High BTO prices caused unhappiness around the last general election in 2011. At the time, they were linked to HDB resale prices, which had been soaring.

After the elections, delinking BTO prices from the resale market stopped them from rising, as Mr Khaw noted during last year's Committee of Supply debate.

"We can now pause and see what else we can do to bring BTO prices in non-mature estates to, say, around four years of salary as it was before the current property cycle started," he said then.

Though the relative prices of BTO flats have fallen since Mr Khaw's speech, most of the flats still cost more than four years of an applicant's salary.

But experts pointed out that the picture improves if overall household incomes are considered, not just those of applicants.

Last year, the overall median household income was $7,030 a month.

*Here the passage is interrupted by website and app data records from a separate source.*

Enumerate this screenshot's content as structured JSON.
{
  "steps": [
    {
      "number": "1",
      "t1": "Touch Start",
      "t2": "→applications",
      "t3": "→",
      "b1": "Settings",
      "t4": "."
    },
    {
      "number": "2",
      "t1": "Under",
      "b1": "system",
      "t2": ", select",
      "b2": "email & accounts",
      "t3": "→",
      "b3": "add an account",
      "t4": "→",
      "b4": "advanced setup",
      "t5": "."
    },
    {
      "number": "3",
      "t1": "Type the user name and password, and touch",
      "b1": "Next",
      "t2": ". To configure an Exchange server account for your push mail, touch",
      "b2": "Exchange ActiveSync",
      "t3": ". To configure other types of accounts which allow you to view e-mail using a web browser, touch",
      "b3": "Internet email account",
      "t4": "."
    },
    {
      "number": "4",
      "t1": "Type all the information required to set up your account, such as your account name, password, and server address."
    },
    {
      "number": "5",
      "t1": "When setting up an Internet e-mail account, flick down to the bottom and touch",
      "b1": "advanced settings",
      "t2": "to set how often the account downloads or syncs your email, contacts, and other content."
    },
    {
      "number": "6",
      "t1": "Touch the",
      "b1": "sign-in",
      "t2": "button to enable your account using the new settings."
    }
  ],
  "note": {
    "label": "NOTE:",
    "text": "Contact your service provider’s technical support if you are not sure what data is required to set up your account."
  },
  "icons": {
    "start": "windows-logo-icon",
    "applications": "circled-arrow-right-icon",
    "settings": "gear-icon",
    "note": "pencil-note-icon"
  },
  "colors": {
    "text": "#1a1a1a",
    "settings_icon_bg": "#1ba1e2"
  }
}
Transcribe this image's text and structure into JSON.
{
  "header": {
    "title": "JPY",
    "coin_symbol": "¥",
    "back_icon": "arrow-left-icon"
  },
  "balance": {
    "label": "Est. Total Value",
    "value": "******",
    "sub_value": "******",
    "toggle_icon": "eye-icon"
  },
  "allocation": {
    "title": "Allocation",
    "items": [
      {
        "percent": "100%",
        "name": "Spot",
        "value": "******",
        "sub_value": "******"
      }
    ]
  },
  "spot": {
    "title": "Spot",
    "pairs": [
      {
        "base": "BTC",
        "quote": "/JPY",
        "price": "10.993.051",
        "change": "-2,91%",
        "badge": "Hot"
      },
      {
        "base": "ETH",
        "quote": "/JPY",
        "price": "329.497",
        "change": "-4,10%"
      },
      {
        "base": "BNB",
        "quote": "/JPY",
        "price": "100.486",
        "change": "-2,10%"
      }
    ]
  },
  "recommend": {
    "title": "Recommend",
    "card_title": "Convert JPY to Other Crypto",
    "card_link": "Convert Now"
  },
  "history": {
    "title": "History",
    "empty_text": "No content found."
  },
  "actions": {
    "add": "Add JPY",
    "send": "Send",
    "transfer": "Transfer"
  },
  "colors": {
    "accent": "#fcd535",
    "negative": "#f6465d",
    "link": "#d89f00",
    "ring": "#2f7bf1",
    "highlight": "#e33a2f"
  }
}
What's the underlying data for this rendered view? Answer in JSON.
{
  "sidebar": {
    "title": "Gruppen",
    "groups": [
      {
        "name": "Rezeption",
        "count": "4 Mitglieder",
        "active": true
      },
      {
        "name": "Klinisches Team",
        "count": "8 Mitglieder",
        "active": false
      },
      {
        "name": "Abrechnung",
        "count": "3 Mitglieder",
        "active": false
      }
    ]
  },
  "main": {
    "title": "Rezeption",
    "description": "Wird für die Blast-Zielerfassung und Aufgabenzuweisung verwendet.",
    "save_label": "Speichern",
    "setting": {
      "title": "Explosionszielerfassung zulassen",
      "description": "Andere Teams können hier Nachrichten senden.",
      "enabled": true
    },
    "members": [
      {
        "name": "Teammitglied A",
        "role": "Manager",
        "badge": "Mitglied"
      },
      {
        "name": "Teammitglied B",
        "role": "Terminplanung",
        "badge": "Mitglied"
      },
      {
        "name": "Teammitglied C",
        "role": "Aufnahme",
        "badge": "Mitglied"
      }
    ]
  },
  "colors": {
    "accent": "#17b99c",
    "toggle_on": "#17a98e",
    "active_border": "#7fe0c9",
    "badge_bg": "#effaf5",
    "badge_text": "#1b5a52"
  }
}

The price of the median house type - a BTO four-roomer - was $295,000, or about 3.5 years of income, noted Singapore Management University economist Phang Sock Yong.

For resident employed households, which mainly exclude retirees, the median income was even higher, at $7,872 a month.

Using this as a reference, the price of $386,000 for a five-room flat "looks reasonable" at about four times one's annual salary, said National University of Singapore associate professor of real estate Sing Tien Foo.

NUS economist Tilak Abeysinghe prefers to compare house prices with lifetime income, with a price under 30 per cent considered affordable in the long run.

"A crude comparison indicates that a house price four times the annual income falls in the highly affordable range," he said.

Even the five-roomer, at 5.36 times the annual income, falls within the affordable range for that income group, he added.

Nor should we expect all flat types to be equally affordable by this ratio, said experts.

Larger flats cost more times one's income because public housing is priced "according to ability to pay", said Prof Phang.

Housing affordability is not just about setting prices, but encouraging a match between house type and household income level, said Prof Sing.

"Lowering housing prices for larger flats is not a good strategy or policy... it may induce some lower-income households to buy large houses, which could further distort the housing price to income ratio," he said.

janiceh@sph.com.sg